If these poll findings persist (and they can change dramatically in over a year), they could indicate problems for Clinton in the general election. Democrats have hoped that any loss in support Clinton receives from the Obama coalition will be made up by more women voters backing Clinton. Now this poll shows a drop in Clinton’s support among white women.

In June, 44% of white women had a favorable view of Mrs. Clinton, compared to 43% who didn’t. In July, those numbers moved in the wrong direction for Mrs. Clinton: Only 34% of white women saw her in a positive light, compared to 53% who had a negative impression of her, the poll found.

Mr. Obama fared poorly with white women voters in the 2012 election, losing them to Republican challenger Mitt Romney by 14 points.

For Team Clinton, the latest poll numbers are a worrisome development. Mrs. Clinton is unlikely to match the African-American turnout that propelled Mr. Obama to two presidential victories, so she has to make up the difference somewhere else. Women eager to see a woman in the White House is a logical group to target. 

Support for Bernie Sanders has increased as support for Clinton has dropped, but some Democrats are searching for another alternative, with multiple stories about Joe Biden possibly running the last few days. Other names also come up occasionally, such as Starbucks CEO Howard Schultz:

The 62-year-old CEO has been urged by supporters to join the Democratic primary, with friends “thinking the time is right for someone who’s not a political lifer,” according to Maureen Dowd’s latest New York Times column. The idea, Dowd postulates, could “be a tempting proposition” for Schultz, and offers a worthy party back-up to Clinton should something unforeseen happen to her candidacy…

It would mark a shift for Schultz if he does enter the presidential ring. In an interview with Time in February, Schultz was adamant that he would not run for President in 2016: “I don’t think that is a solution. I don’t think it ends well,” he said in the story. He threw a cautious endorsement of Clinton, saying he was content to “see what Hillary does.”
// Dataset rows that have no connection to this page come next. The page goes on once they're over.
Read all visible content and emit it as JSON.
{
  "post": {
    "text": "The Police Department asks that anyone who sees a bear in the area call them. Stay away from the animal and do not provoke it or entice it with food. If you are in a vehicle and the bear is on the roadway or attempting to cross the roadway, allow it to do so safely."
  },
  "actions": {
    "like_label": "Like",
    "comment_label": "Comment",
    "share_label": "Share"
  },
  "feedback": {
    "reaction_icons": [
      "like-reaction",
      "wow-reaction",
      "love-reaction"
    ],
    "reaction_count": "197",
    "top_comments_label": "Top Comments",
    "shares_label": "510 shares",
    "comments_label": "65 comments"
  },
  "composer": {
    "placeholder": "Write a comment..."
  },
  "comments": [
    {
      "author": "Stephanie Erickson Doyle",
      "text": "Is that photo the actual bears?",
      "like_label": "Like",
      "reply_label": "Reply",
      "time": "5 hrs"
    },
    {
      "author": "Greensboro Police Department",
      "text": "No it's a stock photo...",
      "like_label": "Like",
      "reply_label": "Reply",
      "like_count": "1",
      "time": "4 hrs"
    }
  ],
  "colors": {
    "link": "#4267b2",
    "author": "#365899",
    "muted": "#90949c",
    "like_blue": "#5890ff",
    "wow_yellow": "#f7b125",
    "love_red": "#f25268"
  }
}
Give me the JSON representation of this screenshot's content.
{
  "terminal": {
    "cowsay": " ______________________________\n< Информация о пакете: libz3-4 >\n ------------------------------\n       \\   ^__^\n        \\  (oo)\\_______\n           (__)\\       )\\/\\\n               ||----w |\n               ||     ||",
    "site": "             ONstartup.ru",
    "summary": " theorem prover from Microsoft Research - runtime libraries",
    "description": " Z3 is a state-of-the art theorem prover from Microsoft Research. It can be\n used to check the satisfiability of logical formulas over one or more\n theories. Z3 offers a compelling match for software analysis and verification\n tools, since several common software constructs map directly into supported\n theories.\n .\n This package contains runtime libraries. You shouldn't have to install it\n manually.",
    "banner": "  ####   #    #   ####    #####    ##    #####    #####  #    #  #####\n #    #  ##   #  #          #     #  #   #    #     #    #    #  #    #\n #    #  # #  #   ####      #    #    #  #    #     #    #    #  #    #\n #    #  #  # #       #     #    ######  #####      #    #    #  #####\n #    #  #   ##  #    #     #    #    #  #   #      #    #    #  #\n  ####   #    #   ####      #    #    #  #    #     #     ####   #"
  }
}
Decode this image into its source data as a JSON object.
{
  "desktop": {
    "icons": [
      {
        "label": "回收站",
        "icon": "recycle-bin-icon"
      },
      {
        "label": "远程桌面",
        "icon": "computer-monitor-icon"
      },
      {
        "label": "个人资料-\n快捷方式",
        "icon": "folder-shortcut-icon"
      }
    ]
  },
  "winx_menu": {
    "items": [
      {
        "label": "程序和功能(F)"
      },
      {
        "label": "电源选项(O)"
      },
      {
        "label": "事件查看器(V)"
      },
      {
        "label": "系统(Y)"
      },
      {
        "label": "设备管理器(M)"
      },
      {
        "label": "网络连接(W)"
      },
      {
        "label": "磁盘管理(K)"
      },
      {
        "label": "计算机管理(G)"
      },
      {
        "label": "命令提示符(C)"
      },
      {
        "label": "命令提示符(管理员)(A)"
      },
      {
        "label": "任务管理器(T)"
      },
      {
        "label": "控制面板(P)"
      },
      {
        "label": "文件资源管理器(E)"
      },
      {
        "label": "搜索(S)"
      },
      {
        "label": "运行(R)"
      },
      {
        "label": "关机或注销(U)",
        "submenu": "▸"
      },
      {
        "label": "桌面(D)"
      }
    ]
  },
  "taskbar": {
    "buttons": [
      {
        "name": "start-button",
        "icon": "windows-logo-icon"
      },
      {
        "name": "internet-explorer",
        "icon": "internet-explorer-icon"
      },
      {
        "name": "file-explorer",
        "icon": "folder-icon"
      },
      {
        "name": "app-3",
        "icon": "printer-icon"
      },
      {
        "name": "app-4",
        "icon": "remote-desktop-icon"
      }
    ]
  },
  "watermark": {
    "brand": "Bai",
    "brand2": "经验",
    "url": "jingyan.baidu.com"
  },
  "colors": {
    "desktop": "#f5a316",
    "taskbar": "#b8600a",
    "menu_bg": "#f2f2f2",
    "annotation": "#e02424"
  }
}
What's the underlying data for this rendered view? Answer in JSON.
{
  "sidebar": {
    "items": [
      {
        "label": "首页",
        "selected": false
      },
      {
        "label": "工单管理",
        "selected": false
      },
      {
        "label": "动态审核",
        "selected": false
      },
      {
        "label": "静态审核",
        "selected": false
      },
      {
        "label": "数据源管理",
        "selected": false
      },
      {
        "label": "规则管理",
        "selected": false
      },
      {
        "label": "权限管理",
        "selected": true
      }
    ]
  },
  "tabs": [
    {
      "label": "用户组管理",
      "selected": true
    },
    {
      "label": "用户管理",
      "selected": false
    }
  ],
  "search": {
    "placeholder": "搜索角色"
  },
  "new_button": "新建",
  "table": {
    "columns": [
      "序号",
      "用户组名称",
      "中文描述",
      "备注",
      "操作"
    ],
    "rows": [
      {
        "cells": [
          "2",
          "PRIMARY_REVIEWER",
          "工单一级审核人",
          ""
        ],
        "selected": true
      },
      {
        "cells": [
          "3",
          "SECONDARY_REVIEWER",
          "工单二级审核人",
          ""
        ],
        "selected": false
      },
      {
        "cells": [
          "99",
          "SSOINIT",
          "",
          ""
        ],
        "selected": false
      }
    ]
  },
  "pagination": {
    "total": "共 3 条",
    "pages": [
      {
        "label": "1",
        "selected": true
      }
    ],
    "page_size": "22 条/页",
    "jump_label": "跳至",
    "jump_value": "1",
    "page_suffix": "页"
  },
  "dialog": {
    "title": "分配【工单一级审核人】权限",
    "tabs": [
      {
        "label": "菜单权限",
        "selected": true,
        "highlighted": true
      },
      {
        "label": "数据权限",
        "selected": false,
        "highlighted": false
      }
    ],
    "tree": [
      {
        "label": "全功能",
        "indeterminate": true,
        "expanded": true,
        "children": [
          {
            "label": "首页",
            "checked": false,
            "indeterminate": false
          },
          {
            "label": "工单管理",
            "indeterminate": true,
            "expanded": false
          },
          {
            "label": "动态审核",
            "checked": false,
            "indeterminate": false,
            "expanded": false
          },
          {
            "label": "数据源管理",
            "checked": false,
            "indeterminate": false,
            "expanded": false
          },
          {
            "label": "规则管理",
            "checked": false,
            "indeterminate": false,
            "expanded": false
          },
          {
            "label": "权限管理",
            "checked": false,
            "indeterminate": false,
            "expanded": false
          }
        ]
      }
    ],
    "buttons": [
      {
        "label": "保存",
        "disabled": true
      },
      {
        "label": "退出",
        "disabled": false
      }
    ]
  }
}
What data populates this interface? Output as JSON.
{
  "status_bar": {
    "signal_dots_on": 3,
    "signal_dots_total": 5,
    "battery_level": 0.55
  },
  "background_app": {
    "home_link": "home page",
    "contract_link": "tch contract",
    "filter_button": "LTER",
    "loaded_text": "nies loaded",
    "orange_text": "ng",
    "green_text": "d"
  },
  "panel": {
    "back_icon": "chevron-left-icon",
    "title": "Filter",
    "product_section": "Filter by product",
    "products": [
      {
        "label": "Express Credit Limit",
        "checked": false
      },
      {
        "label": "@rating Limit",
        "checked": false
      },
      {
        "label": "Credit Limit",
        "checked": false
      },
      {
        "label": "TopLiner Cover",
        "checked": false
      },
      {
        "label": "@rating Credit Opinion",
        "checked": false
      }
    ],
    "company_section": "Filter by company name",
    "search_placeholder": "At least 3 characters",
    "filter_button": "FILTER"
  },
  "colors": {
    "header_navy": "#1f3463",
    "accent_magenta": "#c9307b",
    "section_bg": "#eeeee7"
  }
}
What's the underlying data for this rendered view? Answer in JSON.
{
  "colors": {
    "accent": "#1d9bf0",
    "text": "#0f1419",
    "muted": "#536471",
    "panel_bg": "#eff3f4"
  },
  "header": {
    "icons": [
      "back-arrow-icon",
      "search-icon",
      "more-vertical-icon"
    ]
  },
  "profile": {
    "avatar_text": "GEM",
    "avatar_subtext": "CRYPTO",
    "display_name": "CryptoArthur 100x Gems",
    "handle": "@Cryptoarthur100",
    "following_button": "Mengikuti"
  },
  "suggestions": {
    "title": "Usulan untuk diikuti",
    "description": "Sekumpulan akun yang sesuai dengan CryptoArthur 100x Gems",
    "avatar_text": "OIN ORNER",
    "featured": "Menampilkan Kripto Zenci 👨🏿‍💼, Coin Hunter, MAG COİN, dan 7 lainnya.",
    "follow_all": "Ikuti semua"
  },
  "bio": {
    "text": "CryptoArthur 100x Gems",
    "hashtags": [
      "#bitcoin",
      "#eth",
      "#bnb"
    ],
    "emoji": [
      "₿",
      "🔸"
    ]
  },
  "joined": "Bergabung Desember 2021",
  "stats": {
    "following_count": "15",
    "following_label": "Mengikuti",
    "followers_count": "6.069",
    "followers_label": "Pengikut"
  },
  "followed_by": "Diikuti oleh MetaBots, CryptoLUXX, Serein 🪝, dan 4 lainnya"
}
Schultz has long been vocal about the role of government and its failure in addressing the nation’s pressing issues. In 2013, Schultz started a Starbucks-led petition to end the government shutdown, and delivered more than 2 million signatures to the White House in their “Come Together” campaign. While promoting his book For Love of Country, Schultz talked about the lack of leadership from the U.S. government and politicians: “The country is longing for leadership and for truth with a capital T,” he told Dowd in a New York Times story.

The current success of Donald Trump in the Republican race raises the questions if an outsider such as Schultz could receive comparable support in the Democratic race. On the other hand, the Democrats might already have a potentially successful outsider in Bernie Sanders. Sanders has many of the benefits of an outsider, while also could be seen as a credible candidate for president after having served in Congress for twenty-five years, with a record including opposition to the Iraq war and the Patriot Act. Despite Clinton’s (diminishing) lead nationally,  Sanders is now in a statistical tie with Hillary Clinton in New Hampshire. Victories in both Iowa and New Hampshire might quickly put an end to Clinton’s lead in the national polls.

Please Share